How Reliable Are Your News Sources?
Like millions of other Americans, you will be soon making your election choices based on what you read and hear in the news, so it’s a good time to determine whether your news sources are thorough, fair, and objective. The question is, what is the best way to do this?
A number of authors have written thoughtful analyses of modern journalism. The list includes Bernard Goldberg, William McGowan, James Fallows, Tammy Bruce, and Brent Bozell. But the most helpful treatment, in my view, is Bob Kohn’s Journalistic Fraud because it provides a number of ways readers can test news sources for bias.
Kohn limited his book’s focus to the New York Times for two reasons. One was personal. He had begun reading the Times as a public school student in New York City and had been a devoted reader for years, until he began noticing how dramatically the newspaper’s journalistic standards had changed. The other reason was that the Times is still the “paper of record” and over 650 other newspapers subscribe to its News Service. Those papers and many of the electronic media depend on Times’ reporting for their information. So even if you never read the Times, you may be getting their stories second-hand.
In what ways have the Times and other news sources changed? The basic journalistic standard in 1923, Kohn notes, was “News reports should be free from opinion or bias of any kind.” For years, news agencies followed that rule. The New York Times, for example, promised to “give the news impartially, without fear or favor, regardless of party, sect or interests involved.”
By 1975, however, that standard was replaced by “Analysis and commentary should be labeled and not misrepresent fact or context.” This new standard gave approval to the by-then common practice of blending fact and opinion, which invited journalists to massage the news to fit their viewpoint.
As more and more news organizations have adopted the new standard, Kohn says, “the line between the editorial opinion and the news article has become increasingly blurred. Today, the two are nearly indistinguishable.” The result is that today’s public is given a blend of fact and opinion that, often as not, actively promotes certain points of view at the expense of others, all under the guise of objectivity.

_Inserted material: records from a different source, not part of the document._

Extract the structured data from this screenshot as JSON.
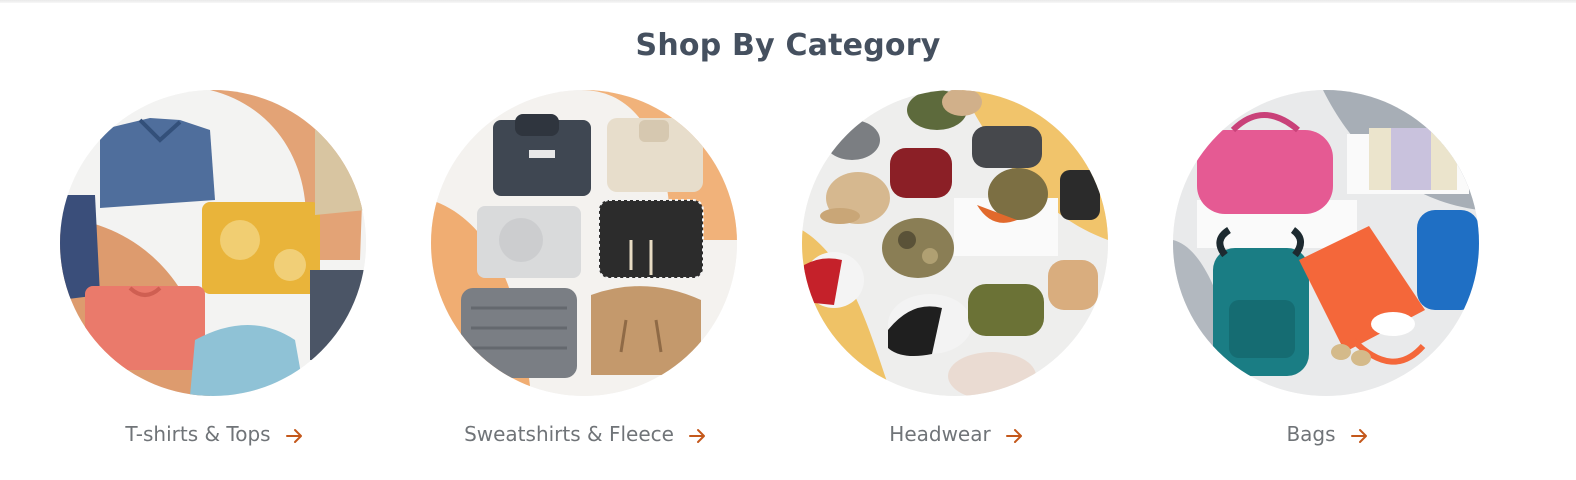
{
  "section": {
    "title": "Shop By Category"
  },
  "accent_color": "#c4581b",
  "categories": [
    {
      "label": "T-shirts & Tops",
      "image": "tshirts-tops-image",
      "icon": "arrow-right-icon"
    },
    {
      "label": "Sweatshirts & Fleece",
      "image": "sweatshirts-fleece-image",
      "icon": "arrow-right-icon"
    },
    {
      "label": "Headwear",
      "image": "headwear-image",
      "icon": "arrow-right-icon"
    },
    {
      "label": "Bags",
      "image": "bags-image",
      "icon": "arrow-right-icon"
    }
  ]
}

One common technique of biased reporting, Kohn explains, is to slant the headline and/or the lead paragraph of the story to portray favorably those persons or causes the reporter likes, and unfavorably those he dislikes. If the government issues a good economic report, for example, an objective headline would be “Economy Doing Well,” combined with a lead paragraph stating the essential elements of the story in an impartial manner. However, a newspaper that supports the administration might use the slanted headline “Economy Soars,” together with a lead that exaggerates the good news; on the other hand, a newspaper that opposes the administration might choose the slanted headline “Economic Downturn Feared” and a lead that quotes an administration critic. (In the latter case, the essential elements of the story might be buried in the middle or at the end.)
Another technique of biased reporting is distortion. Kohn discusses several varieties, including:
Distorting the facts—say, by calling a law one opposes “unclear” or a settled matter “disputed”
Distorting with opinion by interviewing and quoting only people who agree with one’s position
Distorting with labels—that is, engaging in name-calling
Distorting with polls by selecting for special attention those poll results that are most flattering to one’s position
Distorting with placement—for example, by putting stories favorable to one’s opinion on the front page and hiding unfavorable ones in interior pages.
One variety of distortion is a journalist’s use of make-believe people to inject his own opinion into a story. Kohn says expressions like these often signal such distortion: “Experts feel . . .,” “Critics believe . . .,” “It is widely thought . . .,” “Observers say . . .,” “History suggests . . .,” “Most economists believe . . . .”
“A most powerful means of bias,” Kohn claims, is omission of what doesn’t support the reporter’s view. Others who have studied media bias agree and note that this can occur even in cases where the omitted material is eminently newsworthy. For example, as John Leo observed, when a homosexual man named Matthew Shepard was the victim of a brutal hate-murder, the story was given banner headlines; however, when a thirteen-year-old boy named Jesse Dirkhising was sodomized and murdered a year later by two homosexuals, many news sources completely ignored the story.
Similarly, Larry Elder reports that when the Archives of Pediatrics and Adolescent Medicine published two reports on spanking—one saying it encourages aggressive behavior and the other, longer more comprehensive study taking the opposite view—CBS, ABC, NBC, and more than a hundred newspapers mentioned the report linking spanking to aggression, but not a single network and only fifteen papers even mentioned the other study.
The means of manipulation at the disposal of dishonest journalists are many and varied, and election years are prime occasions for their use. Reading Bob Kohn’s Journalistic Fraud, originally published in 2003 and still available at Amazon.com, is an excellent way to avoid being deceived.
Copyright © 2012 by Vincent Ryan Ruggiero